The TRUNCATE command is like a DELETE command without the WHERE clause with much less of a safety net.
When to use TRUNCATE
TRUNCATE logs less information than DELETE. This means the TRUNCATE statement executes very fast; however, it does so at the expense of not logging each row deleted. This means, that you need to be very careful when using the command (actually be careful with DELETE as well!).
Though you are able to rollback a TRUNCATE command in SQL Server, you can not do the same in Oracle.
The TRUNCATE command is simple yet extremely dangerous. Here is an example to remove all rows from the employee table:
TRUNCATE TABLE employee
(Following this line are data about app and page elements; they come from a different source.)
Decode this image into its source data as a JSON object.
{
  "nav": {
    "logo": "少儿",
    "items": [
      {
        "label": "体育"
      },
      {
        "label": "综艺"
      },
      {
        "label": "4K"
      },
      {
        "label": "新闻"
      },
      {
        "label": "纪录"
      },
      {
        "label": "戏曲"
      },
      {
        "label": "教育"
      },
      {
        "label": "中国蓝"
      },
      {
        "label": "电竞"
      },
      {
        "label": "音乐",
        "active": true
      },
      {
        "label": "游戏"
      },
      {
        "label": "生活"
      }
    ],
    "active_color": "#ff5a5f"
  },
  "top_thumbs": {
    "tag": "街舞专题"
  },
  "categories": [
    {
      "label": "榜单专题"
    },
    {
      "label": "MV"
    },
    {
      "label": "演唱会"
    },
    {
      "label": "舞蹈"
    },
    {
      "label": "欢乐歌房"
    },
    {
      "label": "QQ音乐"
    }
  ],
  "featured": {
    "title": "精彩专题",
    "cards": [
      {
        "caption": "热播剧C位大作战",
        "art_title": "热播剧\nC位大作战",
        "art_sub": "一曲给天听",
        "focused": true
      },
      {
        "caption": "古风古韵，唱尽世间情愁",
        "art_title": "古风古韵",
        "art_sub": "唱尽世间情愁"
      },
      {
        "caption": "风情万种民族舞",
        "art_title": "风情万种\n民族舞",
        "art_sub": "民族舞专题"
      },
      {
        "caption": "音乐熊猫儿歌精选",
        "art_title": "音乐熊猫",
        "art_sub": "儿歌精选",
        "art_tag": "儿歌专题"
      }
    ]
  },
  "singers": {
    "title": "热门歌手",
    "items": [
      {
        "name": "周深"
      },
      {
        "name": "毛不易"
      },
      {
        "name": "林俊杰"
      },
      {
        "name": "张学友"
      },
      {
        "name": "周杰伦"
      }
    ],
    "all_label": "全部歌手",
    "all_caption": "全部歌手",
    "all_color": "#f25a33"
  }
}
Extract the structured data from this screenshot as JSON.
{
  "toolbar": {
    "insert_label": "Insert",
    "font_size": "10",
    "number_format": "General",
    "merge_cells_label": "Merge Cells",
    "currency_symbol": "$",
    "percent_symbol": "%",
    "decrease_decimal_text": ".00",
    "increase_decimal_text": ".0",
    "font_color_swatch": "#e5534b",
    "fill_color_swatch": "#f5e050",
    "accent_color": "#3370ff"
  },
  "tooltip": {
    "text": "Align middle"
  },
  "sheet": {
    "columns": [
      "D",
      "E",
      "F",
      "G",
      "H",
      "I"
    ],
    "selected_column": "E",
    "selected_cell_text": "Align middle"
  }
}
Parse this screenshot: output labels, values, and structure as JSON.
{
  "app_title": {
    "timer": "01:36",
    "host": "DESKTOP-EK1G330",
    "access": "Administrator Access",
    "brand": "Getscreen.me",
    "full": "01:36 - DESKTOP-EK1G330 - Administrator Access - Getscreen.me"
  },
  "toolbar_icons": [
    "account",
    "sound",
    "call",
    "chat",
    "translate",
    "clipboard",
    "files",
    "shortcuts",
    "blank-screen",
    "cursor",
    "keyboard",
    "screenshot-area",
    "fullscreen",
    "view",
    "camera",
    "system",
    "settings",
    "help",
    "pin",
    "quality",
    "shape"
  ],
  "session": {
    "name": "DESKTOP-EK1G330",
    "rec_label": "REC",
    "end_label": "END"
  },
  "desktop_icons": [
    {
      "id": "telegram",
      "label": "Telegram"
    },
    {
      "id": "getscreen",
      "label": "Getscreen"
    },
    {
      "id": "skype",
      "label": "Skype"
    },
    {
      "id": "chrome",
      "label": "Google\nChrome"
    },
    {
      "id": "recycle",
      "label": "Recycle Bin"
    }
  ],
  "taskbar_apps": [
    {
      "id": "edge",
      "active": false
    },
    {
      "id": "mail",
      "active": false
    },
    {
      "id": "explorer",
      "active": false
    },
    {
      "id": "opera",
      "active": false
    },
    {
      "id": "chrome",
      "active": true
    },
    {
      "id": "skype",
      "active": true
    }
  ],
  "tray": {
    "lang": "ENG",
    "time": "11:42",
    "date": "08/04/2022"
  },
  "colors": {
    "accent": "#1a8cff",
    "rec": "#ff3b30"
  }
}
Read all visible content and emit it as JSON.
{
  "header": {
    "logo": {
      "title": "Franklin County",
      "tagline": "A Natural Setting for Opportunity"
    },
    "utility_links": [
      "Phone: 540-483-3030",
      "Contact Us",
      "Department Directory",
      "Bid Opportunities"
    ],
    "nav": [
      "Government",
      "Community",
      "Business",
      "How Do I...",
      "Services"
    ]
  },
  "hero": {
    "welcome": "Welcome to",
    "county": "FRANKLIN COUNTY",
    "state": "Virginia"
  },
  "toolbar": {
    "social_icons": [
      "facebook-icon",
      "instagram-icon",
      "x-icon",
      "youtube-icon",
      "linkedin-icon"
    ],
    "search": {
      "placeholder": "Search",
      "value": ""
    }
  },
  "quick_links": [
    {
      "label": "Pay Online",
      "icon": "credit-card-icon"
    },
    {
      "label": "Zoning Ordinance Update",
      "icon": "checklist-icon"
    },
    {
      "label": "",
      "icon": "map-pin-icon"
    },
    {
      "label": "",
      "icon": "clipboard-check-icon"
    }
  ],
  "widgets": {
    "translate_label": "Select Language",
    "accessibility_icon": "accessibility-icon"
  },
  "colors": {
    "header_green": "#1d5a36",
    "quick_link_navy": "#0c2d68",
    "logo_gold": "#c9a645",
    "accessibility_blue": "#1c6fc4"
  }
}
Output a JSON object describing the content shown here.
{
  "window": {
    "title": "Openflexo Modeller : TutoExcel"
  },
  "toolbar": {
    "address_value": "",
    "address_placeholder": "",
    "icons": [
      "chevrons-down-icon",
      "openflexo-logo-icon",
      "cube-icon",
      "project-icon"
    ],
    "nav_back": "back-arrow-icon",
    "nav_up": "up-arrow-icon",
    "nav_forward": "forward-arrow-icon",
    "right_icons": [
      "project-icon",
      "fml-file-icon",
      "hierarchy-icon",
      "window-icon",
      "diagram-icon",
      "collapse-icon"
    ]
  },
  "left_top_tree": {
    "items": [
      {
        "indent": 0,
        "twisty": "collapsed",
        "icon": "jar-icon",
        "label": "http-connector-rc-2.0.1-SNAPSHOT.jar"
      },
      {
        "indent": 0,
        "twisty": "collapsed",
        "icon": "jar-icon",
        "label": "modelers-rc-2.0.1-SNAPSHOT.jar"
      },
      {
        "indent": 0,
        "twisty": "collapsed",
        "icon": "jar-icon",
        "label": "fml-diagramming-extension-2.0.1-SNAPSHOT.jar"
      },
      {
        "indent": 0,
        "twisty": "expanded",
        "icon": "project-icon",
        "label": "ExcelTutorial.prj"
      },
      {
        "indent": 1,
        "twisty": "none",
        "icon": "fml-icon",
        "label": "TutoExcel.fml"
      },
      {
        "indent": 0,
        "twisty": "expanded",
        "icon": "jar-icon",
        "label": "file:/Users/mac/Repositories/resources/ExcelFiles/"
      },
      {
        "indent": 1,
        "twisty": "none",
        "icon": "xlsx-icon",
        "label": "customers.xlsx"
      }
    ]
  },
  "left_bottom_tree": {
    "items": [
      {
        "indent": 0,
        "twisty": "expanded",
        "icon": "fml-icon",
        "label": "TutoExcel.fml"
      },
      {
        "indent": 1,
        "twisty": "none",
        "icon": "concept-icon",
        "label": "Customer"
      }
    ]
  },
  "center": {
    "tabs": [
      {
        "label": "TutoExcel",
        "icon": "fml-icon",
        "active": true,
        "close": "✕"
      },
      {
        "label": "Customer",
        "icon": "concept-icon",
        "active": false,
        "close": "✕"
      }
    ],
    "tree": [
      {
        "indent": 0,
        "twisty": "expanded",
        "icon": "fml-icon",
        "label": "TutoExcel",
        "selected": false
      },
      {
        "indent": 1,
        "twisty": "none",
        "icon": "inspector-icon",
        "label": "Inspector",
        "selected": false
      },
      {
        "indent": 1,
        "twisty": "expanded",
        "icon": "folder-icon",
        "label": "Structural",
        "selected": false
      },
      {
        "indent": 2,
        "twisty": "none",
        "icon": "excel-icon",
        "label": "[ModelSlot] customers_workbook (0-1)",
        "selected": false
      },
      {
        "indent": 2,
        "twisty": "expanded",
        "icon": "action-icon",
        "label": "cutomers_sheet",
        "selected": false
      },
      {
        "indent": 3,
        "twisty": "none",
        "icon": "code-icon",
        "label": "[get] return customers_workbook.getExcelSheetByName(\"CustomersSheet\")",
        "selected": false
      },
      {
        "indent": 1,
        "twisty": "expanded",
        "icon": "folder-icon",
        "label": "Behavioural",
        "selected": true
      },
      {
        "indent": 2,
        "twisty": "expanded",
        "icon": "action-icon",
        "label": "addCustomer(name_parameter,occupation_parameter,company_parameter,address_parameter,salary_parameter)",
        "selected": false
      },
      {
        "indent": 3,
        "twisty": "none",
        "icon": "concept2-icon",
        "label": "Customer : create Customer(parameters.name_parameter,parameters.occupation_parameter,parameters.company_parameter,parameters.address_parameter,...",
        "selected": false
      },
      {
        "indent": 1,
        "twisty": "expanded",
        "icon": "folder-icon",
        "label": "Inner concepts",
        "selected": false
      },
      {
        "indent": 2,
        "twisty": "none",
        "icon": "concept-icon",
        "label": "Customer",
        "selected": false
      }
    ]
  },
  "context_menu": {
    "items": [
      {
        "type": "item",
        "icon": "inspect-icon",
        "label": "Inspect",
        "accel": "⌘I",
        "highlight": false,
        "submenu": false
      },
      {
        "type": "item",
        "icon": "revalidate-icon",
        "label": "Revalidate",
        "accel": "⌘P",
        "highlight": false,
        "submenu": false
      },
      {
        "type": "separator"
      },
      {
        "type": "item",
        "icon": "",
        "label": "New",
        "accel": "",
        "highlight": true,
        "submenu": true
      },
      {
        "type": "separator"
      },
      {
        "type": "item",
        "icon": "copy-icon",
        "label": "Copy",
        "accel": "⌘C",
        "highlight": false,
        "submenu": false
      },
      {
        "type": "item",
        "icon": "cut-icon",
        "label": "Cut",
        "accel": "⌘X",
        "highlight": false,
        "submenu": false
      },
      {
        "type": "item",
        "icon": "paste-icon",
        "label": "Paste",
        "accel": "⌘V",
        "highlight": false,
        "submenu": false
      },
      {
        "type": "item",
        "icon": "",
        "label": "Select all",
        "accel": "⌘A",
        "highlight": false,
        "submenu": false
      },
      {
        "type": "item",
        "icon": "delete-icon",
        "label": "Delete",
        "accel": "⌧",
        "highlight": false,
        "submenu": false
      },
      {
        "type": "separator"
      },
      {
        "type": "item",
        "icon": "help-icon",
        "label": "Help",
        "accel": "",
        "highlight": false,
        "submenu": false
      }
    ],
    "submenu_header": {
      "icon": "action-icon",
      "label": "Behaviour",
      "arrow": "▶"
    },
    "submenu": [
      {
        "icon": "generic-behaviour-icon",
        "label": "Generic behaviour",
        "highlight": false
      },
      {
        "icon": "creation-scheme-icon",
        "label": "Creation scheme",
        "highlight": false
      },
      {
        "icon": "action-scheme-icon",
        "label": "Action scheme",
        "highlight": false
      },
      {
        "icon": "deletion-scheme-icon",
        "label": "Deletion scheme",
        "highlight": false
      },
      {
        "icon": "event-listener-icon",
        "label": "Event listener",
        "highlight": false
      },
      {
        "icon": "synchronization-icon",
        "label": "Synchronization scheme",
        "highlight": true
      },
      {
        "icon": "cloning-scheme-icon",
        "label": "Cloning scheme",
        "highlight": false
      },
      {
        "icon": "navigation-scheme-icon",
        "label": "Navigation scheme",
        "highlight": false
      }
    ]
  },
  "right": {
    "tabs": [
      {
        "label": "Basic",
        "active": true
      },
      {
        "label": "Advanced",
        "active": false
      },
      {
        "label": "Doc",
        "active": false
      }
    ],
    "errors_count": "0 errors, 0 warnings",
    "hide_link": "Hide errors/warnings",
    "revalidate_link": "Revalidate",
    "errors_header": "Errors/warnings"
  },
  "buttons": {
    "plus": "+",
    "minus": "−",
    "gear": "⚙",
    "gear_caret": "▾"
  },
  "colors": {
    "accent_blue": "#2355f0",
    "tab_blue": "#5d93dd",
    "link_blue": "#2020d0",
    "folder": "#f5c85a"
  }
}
If you mistakenly execute a TRUNCATE statement, it is much more difficult to recover, and you may loose data in the process. The TRUNCATE command does log the pages it removes, so it is possible to recover the pages using some advanced code.
Here are some reasons to use TRUNCATE versus DELETE:
- You want to “reset” a table to its empty state. The DMSS removes all rows and resets identity key values to their initial state.
- You need to have a super quick way of clearing out table data. I can see this occurring when you need to repeatedly import test data or you have routines that use work tables or scratch tables to store information.
- You want to remove rows from a table without activating the table’s after delete trigger.
Keep in mind that TRUNCATE locks the table, so obviously don’t use this command on a table being shared by many concurrent users.
When to use the DELETE command
The DELETE command is used to remove records from a database. It is the most common way to do so. In its simplest form you can remove all the rows from a database or you can add a WHERE clause to remove only those meeting the criteria.
When execute the DELETE command,the DBMS logs all removed rows. This means it is easier to recover from a mistake, than it would a mistaken TRUNCATE.
DELETE FROM employee
Will remove all employees from the employee table; whereas,
DELETE FROM employee WHERE firstName = ‘Kris’
deletes all employees whose first name is Kris.
I would pretty much recommend using a DELETE statement in all cases, except for those special circumstances that merit a TRUNCATE.
Read More: SQL DELETE Statement >>
Here are some things that happen during a DELETE that don’t during the TRUNCATE:
- Any deletion triggers are executed on the affected table.
- You are allowed to DELETE records that have foreign key constraints defined. A TRUNCATE cannot be executed if these same constraints are in place.
- Record deletions don’t reset identity keys. This is important when you need to guarantee each row uses a key that has never been used before. Perhaps, this need to happen for audit reasons.
- Depending on the locking you are using, row locks are placed on deleted rows. Unaffected rows remain unlocked.
Conclusions about Truncate and Delete
I should point out that TRUNCATE is considered a DDL command; whereas, DELETE is DML. I think this distinction should help you further understand when to use either command and the implications for doing so.
In a nutshell use DELETE to remove one or more rows from a table. Only in special situation, such as when you need to reset a table to its initial state should you consider TRUNCATE.
What to Read Next: Data Manipulation with SQL – The Ultimate Guide >>